P {color: maroon;}
EM {color: #999999;}
Figure 6-9

Figure 6-9. Different colors for different elements

Thanks to the inheritability of color, it's theoretically possible to set all of the ordinary text in a document to be a color such as red by declaring BODY {color: declared in order to make a text element float successfully. Internet Explorer 4.x for Windows does.

Also, you must have the final version of Explorer 4.x for this to work -- so if you're still using a preview release, you'll need to upgrade it, which is probably a good idea anyway. (Thanks to Howard Marvel for discovering and sharing this trick.)

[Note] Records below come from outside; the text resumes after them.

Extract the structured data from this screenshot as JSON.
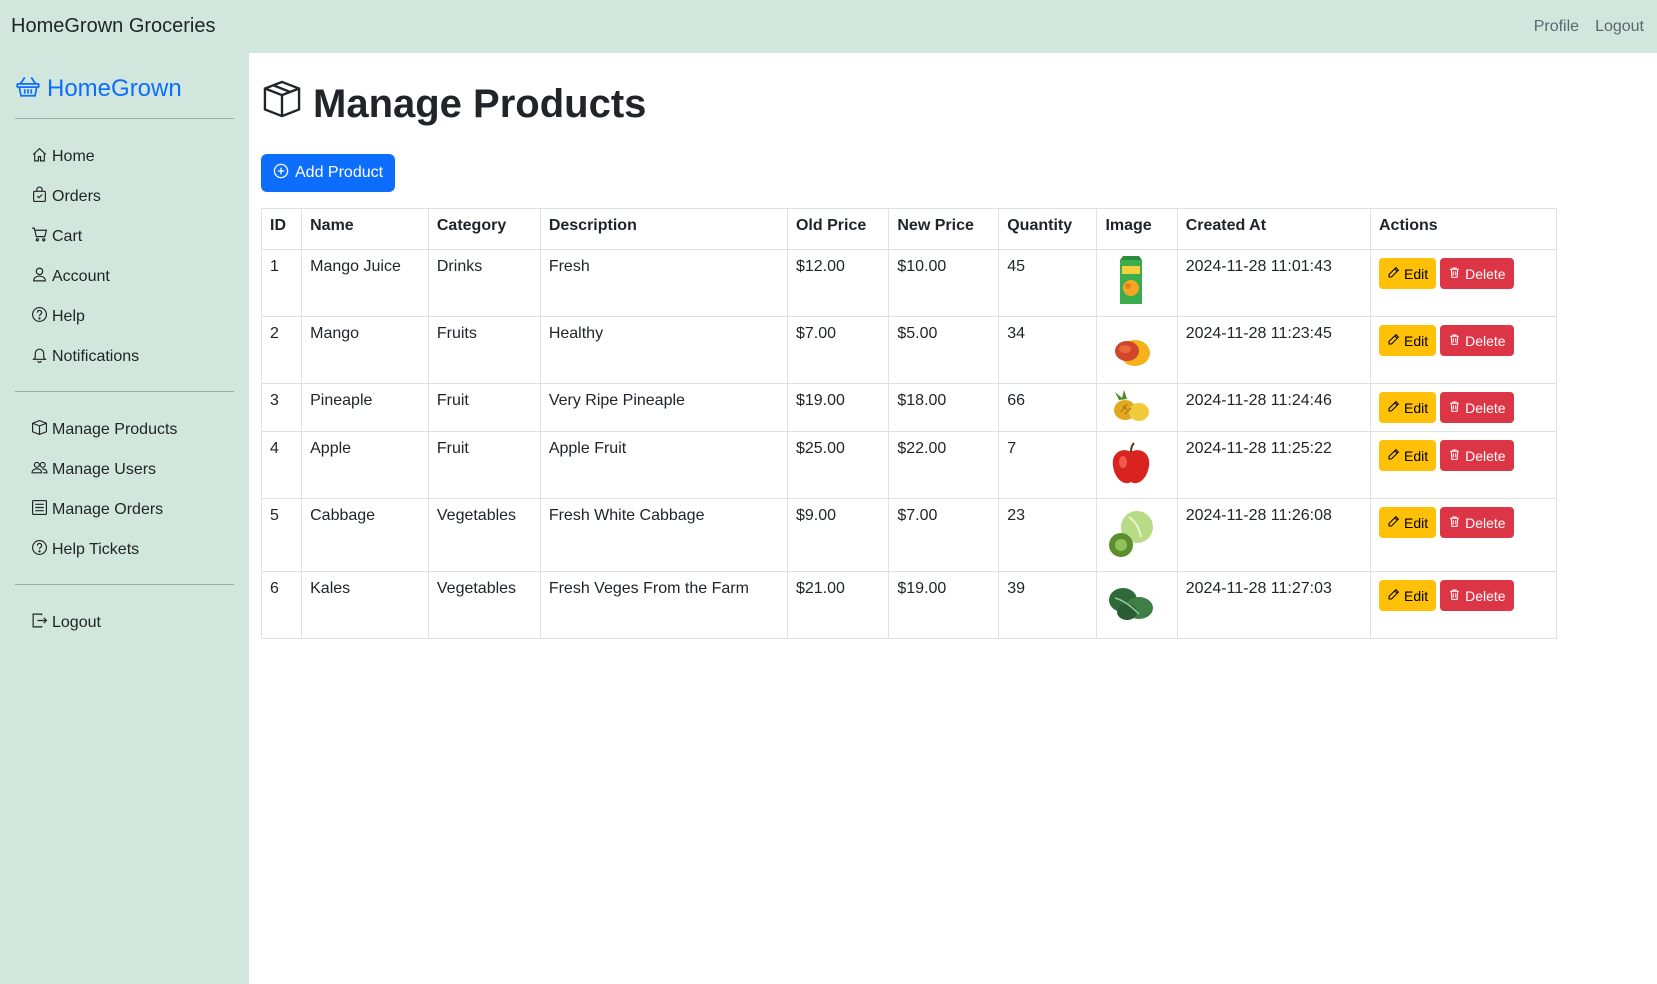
{
  "topbar": {
    "brand": "HomeGrown Groceries",
    "links": [
      "Profile",
      "Logout"
    ]
  },
  "sidebar": {
    "brand": "HomeGrown",
    "group1": [
      {
        "label": "Home",
        "icon": "home-icon"
      },
      {
        "label": "Orders",
        "icon": "bag-icon"
      },
      {
        "label": "Cart",
        "icon": "cart-icon"
      },
      {
        "label": "Account",
        "icon": "person-icon"
      },
      {
        "label": "Help",
        "icon": "question-circle-icon"
      },
      {
        "label": "Notifications",
        "icon": "bell-icon"
      }
    ],
    "group2": [
      {
        "label": "Manage Products",
        "icon": "box-icon"
      },
      {
        "label": "Manage Users",
        "icon": "people-icon"
      },
      {
        "label": "Manage Orders",
        "icon": "list-icon"
      },
      {
        "label": "Help Tickets",
        "icon": "question-circle-icon"
      }
    ],
    "group3": [
      {
        "label": "Logout",
        "icon": "logout-icon"
      }
    ]
  },
  "main": {
    "title": "Manage Products",
    "add_button": "Add Product",
    "table": {
      "headers": [
        "ID",
        "Name",
        "Category",
        "Description",
        "Old Price",
        "New Price",
        "Quantity",
        "Image",
        "Created At",
        "Actions"
      ],
      "edit_label": "Edit",
      "delete_label": "Delete",
      "rows": [
        {
          "id": "1",
          "name": "Mango Juice",
          "category": "Drinks",
          "description": "Fresh",
          "old_price": "$12.00",
          "new_price": "$10.00",
          "quantity": "45",
          "image": "juice-box",
          "created_at": "2024-11-28 11:01:43"
        },
        {
          "id": "2",
          "name": "Mango",
          "category": "Fruits",
          "description": "Healthy",
          "old_price": "$7.00",
          "new_price": "$5.00",
          "quantity": "34",
          "image": "mango",
          "created_at": "2024-11-28 11:23:45"
        },
        {
          "id": "3",
          "name": "Pineaple",
          "category": "Fruit",
          "description": "Very Ripe Pineaple",
          "old_price": "$19.00",
          "new_price": "$18.00",
          "quantity": "66",
          "image": "pineapple",
          "created_at": "2024-11-28 11:24:46"
        },
        {
          "id": "4",
          "name": "Apple",
          "category": "Fruit",
          "description": "Apple Fruit",
          "old_price": "$25.00",
          "new_price": "$22.00",
          "quantity": "7",
          "image": "apple",
          "created_at": "2024-11-28 11:25:22"
        },
        {
          "id": "5",
          "name": "Cabbage",
          "category": "Vegetables",
          "description": "Fresh White Cabbage",
          "old_price": "$9.00",
          "new_price": "$7.00",
          "quantity": "23",
          "image": "cabbage",
          "created_at": "2024-11-28 11:26:08"
        },
        {
          "id": "6",
          "name": "Kales",
          "category": "Vegetables",
          "description": "Fresh Veges From the Farm",
          "old_price": "$21.00",
          "new_price": "$19.00",
          "quantity": "39",
          "image": "kale",
          "created_at": "2024-11-28 11:27:03"
        }
      ]
    }
  },
  "colors": {
    "sidebar_bg": "#d1e7dd",
    "primary": "#0d6efd",
    "warning": "#ffc107",
    "danger": "#dc3545"
  }
}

you've ordered things correctly, and the imported style sheetcomes after the linked style sheet, its rules will win out over therules in the linked style sheet.

Therefore, Explorer will use the styles fromimport-styles.css. Navigator, on the other hand,won't even read the styles that are supposed to be imported, soit will only have the styles from link-styles.cssavailable and will therefore use them.

Even better, you can string more than one child selector together to precisely target a given type of element. Take this, for example:

Figure 10-4

Figure 10-4. Selecting grandchildren only

The first list item in the source is silver because it's the child of an ordered list that is itself the child of a BODY. The second list item in the source is the child of an unordered list, so it can't match the rule. Finally, the third list item in the source is a child of an ordered list, but the OL element is the child of an

There are four ways to assign a width to a border: you can give it alength value such as 4px or0.1em or use one of threekeywords. These keywords arethin , medium (the defaultvalue), and thick. These keywords don'tnecessarily correspond to any particular width but are simply definedin relation to one another. According to the specification,thick is always wider thanmedium , which is in turn always wider than